Another principle – active learning also refers to learning by doing (Martyn, 2007, p. 71). This principle sets forth fact that as participants become more actively engaged in their learning, they are also likely to be engaged in the learning and application, as well as in the problem solving, and in case studies (Egle, 2007, p. 4). The third principle, primacy and recency – discusses that learners often remember the first and the last experiences (Castel, 2008, p. 429). A thorough and comprehensive introduction and conclusion are therefore important aspects of learning. The principle of telling them what you are going to tell them, and telling them what you have told discusses the fact that chunking or dividing lessons into mini-sessions can improve the learning process (Egle, 2007, p. 4). The fourth principle, that of feedback sets forth the importance of feedback from learners and trainers (Office of Assessment, Teaching, and Learning, 2010, p. 46). The message is actually the feedback; participants need feedback to assess their progress and the leaders need feedback to evaluate the sessions. The fifth principle is reward. This is about experiencing success and reward.
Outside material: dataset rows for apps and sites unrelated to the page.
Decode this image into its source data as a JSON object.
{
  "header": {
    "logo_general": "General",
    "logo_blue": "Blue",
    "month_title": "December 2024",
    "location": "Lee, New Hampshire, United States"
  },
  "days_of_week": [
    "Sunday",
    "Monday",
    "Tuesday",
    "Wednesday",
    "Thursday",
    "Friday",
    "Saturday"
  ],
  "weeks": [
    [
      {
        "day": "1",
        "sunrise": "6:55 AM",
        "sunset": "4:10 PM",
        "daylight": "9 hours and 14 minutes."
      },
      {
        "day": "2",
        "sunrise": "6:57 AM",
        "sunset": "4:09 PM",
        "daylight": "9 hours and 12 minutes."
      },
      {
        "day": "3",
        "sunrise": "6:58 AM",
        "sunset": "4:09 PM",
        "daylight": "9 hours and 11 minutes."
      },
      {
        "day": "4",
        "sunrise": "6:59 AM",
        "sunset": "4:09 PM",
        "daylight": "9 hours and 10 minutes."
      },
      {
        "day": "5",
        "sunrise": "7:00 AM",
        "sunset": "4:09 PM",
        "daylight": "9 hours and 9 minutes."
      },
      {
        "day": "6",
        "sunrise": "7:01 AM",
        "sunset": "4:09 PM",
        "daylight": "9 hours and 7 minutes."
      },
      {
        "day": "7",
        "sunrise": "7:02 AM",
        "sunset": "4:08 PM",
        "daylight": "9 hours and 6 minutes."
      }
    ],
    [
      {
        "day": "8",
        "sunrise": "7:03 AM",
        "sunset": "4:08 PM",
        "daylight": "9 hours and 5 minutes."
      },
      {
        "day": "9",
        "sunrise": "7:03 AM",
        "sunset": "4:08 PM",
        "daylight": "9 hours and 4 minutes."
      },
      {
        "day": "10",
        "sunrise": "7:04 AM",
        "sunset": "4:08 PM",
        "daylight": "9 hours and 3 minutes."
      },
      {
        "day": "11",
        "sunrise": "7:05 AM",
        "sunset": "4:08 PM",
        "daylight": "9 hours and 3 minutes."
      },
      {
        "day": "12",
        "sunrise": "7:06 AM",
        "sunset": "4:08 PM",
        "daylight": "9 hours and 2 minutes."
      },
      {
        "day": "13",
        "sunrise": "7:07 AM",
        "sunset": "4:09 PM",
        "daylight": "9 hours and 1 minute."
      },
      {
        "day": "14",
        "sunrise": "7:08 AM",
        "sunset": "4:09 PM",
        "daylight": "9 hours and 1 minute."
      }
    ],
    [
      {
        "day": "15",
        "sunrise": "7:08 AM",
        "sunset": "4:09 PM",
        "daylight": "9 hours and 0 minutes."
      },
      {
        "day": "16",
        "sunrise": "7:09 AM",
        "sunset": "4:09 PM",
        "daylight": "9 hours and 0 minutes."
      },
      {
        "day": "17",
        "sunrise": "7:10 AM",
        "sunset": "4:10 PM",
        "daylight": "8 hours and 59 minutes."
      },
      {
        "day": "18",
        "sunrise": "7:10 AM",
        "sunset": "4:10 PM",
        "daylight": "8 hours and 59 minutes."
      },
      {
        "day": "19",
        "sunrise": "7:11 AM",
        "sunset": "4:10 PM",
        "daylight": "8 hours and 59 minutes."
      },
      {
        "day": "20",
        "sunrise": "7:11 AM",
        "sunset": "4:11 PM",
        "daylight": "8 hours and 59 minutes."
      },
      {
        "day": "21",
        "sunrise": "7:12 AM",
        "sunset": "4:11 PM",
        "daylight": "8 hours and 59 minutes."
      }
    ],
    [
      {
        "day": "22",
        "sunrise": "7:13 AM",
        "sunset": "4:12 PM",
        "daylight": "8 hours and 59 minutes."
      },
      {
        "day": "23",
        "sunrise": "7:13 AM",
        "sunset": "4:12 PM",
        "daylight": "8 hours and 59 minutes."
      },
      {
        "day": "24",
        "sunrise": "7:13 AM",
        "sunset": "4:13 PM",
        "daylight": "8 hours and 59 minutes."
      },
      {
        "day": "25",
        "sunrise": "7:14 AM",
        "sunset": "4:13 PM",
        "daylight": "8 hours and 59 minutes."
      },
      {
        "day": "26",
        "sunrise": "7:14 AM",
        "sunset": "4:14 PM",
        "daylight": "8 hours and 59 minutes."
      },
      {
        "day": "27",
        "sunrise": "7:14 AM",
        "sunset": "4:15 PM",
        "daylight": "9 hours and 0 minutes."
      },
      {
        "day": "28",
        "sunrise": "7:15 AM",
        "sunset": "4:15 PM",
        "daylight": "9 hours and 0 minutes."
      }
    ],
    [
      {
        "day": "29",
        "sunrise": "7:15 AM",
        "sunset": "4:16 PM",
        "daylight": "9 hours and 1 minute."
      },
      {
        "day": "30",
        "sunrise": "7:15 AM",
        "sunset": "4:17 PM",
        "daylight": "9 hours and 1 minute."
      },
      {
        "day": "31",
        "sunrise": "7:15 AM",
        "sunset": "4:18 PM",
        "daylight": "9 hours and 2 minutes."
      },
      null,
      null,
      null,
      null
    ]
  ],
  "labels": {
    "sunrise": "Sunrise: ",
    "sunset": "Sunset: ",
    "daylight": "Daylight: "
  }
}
Most people feel better when they are rewarded for their efforts and feeling good about themselves often leads to more improved efforts in their activities (Egle, 2007, p. 5). The sixth principle is reward, revision, and reinforcement (Sutton, 1999, p. 2). This principle sets forth that memory needs repetition of materials; the more it is repeated, the more it is ingrained in one’s memory. The seventh principle is on meaningful material. This principle basically sets forth that materials are related to previous knowledge and that participants are likely to learn best with materials which are relevant (Egle, 2007, p. 5). The last principle is on holistic learning. This principle s